Problem statement: Gather all lines in the entries that include the word "Dense".
——————————
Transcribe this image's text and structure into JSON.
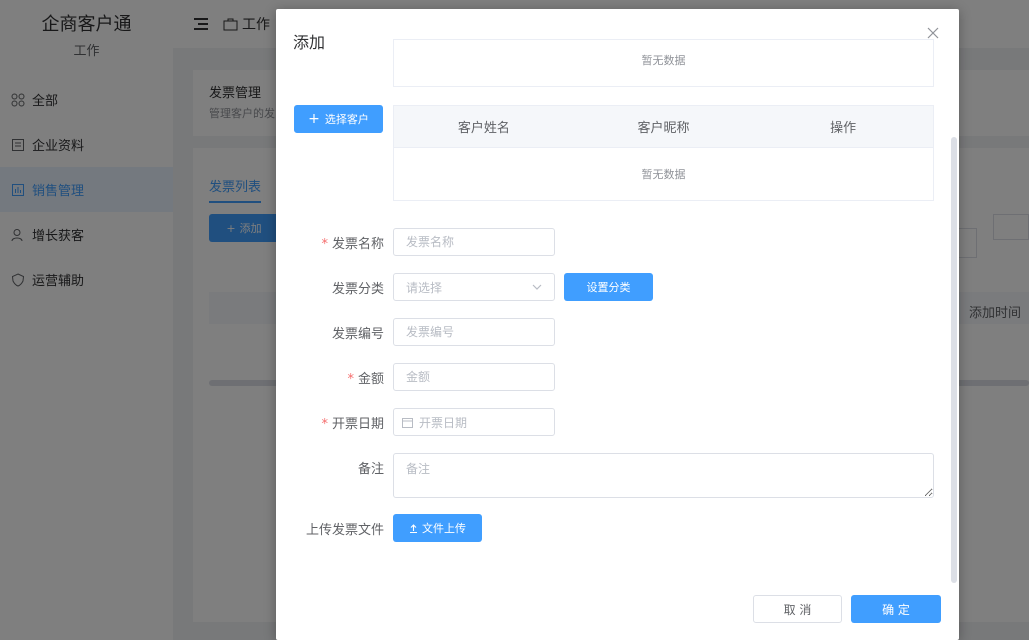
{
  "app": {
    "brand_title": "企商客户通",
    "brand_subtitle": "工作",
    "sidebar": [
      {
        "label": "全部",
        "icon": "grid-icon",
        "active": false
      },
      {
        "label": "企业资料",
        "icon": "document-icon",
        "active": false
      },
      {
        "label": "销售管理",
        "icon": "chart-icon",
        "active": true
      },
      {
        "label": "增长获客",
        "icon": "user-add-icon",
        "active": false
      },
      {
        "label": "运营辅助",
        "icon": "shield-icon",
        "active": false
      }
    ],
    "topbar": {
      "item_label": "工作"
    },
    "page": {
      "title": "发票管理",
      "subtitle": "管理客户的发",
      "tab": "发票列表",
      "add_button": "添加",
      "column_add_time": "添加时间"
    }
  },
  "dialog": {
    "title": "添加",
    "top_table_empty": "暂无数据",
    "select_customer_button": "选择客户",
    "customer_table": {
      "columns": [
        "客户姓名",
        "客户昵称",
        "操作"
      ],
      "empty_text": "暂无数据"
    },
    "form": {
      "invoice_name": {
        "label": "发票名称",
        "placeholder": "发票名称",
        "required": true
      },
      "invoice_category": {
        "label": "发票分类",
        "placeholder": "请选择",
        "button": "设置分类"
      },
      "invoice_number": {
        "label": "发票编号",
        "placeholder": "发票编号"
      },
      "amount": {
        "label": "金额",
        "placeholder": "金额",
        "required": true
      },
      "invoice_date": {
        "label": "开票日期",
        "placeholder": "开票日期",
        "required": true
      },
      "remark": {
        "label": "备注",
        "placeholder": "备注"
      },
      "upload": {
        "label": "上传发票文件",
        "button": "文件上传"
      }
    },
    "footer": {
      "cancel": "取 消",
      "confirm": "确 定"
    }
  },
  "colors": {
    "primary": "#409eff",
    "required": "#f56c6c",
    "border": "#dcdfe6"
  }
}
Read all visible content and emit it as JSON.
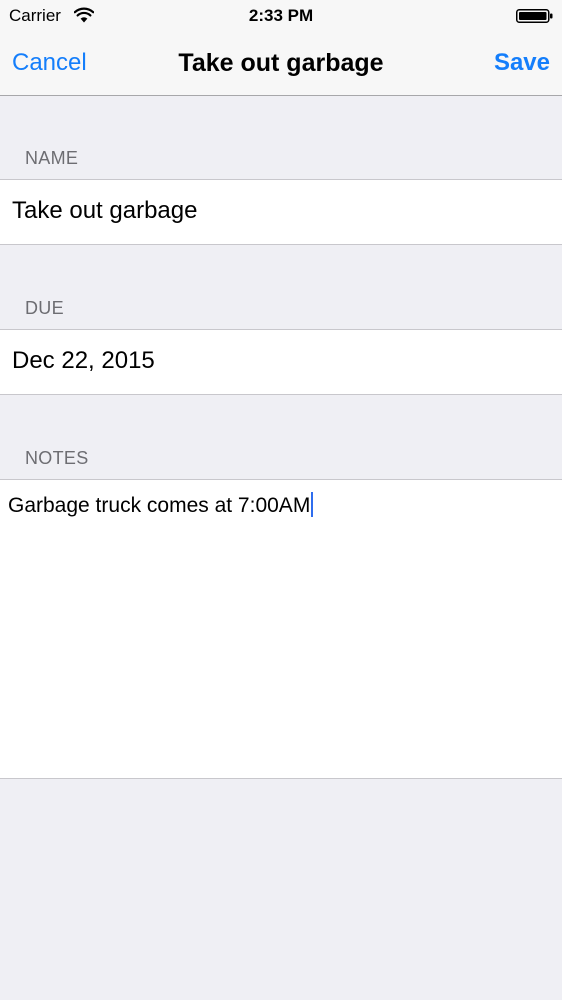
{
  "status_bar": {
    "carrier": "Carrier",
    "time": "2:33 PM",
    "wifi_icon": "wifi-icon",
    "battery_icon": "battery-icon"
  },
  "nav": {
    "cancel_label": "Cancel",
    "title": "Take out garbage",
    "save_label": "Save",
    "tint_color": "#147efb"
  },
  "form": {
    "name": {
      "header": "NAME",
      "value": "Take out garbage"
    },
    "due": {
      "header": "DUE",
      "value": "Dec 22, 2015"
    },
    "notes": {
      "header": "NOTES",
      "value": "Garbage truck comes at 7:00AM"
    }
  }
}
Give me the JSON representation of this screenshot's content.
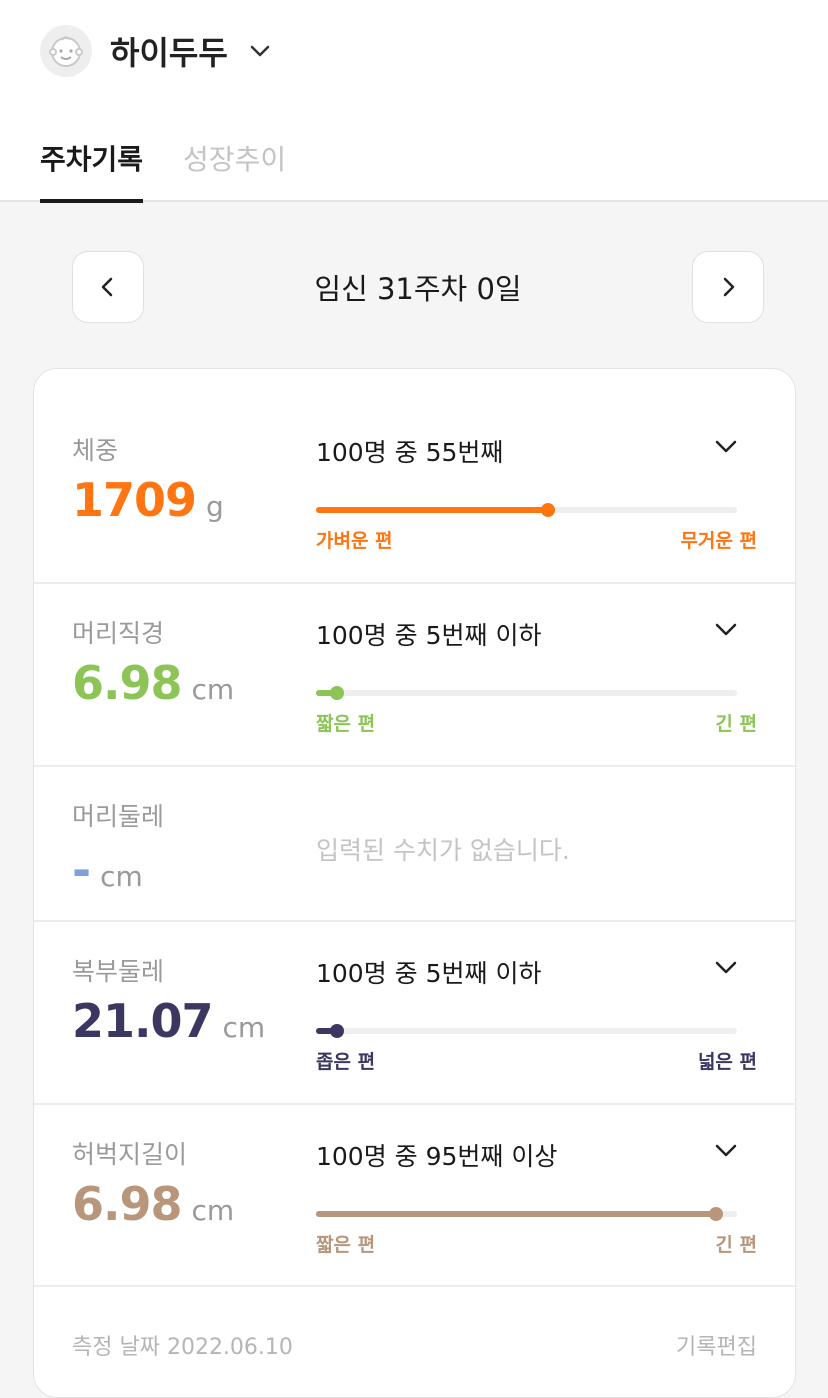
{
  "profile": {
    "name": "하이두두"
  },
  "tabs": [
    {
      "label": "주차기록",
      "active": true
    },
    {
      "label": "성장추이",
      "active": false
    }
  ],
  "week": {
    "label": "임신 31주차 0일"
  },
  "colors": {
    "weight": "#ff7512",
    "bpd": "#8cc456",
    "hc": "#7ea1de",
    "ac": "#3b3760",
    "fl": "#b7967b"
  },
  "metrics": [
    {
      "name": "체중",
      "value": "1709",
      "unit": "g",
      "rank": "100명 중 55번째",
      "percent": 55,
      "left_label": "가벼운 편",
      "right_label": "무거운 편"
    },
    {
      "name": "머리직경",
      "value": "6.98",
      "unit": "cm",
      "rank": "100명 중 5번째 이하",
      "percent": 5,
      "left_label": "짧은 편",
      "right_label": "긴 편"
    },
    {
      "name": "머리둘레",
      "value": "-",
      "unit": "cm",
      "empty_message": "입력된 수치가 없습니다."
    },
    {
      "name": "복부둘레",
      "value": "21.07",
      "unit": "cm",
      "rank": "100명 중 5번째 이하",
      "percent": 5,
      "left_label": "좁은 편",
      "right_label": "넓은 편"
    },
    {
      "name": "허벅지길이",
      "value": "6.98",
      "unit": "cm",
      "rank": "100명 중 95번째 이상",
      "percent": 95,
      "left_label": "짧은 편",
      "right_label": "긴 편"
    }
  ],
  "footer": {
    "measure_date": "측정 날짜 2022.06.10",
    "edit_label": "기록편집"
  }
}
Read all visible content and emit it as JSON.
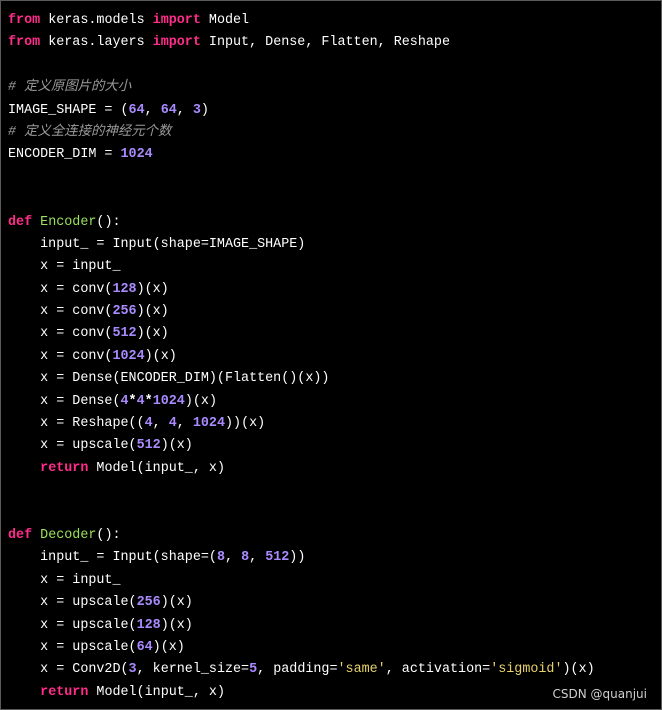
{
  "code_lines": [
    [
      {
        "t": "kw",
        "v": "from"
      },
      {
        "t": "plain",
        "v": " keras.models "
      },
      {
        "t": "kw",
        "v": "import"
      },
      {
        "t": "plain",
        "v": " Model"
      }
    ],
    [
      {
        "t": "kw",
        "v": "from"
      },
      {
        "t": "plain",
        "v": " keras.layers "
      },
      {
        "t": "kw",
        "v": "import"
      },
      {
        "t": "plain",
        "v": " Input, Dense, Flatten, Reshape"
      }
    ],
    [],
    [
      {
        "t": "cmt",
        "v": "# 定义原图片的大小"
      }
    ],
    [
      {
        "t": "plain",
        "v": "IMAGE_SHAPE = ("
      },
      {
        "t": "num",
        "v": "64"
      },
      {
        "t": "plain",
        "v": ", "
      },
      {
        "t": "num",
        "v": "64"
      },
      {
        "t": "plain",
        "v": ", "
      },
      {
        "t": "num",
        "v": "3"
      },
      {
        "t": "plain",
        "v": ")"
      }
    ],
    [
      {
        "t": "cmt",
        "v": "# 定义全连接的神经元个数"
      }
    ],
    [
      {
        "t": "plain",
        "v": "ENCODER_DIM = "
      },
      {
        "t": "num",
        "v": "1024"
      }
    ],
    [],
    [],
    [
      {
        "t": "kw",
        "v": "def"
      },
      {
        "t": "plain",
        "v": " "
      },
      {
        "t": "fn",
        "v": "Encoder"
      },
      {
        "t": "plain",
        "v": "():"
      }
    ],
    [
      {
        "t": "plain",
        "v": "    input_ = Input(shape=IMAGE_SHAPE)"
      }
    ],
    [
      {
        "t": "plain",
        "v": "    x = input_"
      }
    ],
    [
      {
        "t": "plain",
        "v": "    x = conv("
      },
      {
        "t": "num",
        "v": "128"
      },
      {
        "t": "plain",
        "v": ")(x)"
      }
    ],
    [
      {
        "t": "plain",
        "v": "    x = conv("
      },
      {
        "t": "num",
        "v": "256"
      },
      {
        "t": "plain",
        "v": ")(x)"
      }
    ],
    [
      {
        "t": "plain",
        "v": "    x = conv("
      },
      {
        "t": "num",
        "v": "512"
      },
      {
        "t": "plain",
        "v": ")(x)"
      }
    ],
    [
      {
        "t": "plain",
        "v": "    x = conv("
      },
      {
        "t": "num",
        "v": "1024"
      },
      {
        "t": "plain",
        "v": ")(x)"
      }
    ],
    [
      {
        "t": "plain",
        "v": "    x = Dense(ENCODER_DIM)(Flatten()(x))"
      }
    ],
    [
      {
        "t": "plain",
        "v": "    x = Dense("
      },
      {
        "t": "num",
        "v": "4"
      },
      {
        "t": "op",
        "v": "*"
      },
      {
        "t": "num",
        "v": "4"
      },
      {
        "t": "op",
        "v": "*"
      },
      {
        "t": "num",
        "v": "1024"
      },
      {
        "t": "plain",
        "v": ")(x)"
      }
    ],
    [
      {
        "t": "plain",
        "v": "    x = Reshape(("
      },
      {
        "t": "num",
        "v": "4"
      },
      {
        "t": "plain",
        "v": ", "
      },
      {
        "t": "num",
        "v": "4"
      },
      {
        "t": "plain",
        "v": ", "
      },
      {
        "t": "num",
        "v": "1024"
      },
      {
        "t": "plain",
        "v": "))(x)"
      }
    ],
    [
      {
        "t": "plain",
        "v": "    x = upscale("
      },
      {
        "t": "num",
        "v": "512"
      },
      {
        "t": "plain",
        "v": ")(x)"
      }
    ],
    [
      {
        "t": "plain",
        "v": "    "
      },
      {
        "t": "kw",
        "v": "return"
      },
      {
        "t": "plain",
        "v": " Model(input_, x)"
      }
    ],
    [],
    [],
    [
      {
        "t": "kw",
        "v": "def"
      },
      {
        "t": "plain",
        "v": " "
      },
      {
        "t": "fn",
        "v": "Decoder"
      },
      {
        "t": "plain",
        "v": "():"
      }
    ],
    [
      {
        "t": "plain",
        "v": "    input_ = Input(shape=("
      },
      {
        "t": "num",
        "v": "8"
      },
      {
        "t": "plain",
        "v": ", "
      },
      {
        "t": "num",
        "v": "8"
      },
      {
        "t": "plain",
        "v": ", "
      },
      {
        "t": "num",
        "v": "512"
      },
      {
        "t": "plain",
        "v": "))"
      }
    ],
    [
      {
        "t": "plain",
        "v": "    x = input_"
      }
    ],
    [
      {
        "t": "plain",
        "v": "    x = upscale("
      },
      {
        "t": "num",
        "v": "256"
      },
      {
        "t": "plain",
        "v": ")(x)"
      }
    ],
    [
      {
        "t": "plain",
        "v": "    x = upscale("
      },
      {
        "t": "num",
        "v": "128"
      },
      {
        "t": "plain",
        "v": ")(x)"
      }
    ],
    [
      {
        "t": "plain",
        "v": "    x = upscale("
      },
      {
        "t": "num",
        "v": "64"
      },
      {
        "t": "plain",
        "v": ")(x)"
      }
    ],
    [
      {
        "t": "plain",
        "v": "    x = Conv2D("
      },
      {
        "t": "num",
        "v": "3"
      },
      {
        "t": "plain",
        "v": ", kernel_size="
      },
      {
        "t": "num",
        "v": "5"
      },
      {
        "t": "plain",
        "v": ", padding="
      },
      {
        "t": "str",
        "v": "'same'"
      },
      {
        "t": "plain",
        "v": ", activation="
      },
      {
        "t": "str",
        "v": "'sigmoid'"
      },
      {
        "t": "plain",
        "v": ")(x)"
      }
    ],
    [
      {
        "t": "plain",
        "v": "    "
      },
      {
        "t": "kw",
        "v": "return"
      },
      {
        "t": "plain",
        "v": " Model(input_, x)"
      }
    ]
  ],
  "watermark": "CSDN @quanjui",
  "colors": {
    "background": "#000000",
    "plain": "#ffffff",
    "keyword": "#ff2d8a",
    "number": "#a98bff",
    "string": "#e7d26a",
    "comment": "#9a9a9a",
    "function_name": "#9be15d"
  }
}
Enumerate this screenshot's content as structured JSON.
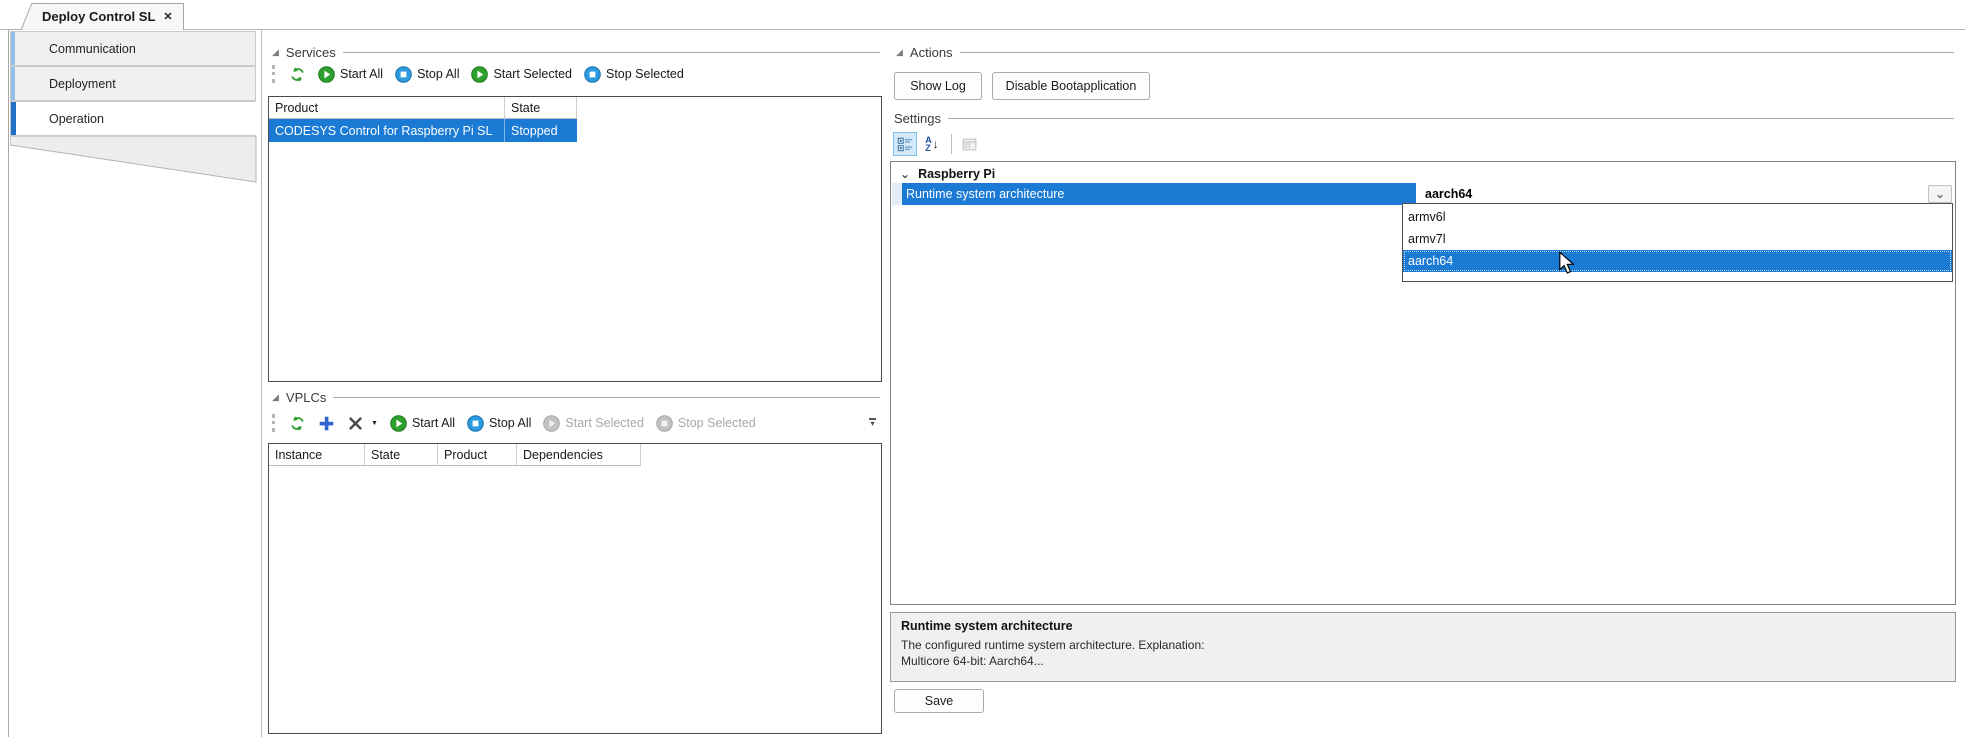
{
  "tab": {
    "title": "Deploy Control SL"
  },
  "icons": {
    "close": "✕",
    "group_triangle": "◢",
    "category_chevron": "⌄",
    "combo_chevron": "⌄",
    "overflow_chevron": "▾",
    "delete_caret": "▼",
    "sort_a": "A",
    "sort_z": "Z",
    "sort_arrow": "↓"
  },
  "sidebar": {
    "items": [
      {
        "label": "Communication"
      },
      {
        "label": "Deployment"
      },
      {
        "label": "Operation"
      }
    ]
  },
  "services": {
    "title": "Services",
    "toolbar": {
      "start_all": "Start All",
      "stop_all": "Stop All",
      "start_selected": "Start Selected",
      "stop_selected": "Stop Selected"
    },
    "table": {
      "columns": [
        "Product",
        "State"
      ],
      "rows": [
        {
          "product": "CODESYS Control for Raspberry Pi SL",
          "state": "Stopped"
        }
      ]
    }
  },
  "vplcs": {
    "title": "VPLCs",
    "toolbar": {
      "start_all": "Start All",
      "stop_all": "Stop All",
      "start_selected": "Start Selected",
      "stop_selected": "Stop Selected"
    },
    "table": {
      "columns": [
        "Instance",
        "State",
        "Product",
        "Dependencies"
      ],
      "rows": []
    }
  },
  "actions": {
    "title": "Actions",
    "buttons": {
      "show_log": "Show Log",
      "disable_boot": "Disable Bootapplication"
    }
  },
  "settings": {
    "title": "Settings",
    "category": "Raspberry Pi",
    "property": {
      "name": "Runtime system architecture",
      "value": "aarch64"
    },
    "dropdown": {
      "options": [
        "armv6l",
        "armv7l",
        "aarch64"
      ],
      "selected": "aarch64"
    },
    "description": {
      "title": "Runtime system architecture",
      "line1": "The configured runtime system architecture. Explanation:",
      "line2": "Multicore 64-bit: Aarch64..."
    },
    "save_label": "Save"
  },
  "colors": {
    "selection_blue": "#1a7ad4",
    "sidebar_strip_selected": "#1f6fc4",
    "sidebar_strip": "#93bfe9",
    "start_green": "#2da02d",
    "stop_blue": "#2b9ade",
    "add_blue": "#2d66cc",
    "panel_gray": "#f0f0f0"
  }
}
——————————
Problem solution:
        "v": " Input, Dense, Flatten, Reshape"
        "v": "    x = Dense(ENCODER_DIM)(Flatten()(x))"
        "v": "    x = Dense("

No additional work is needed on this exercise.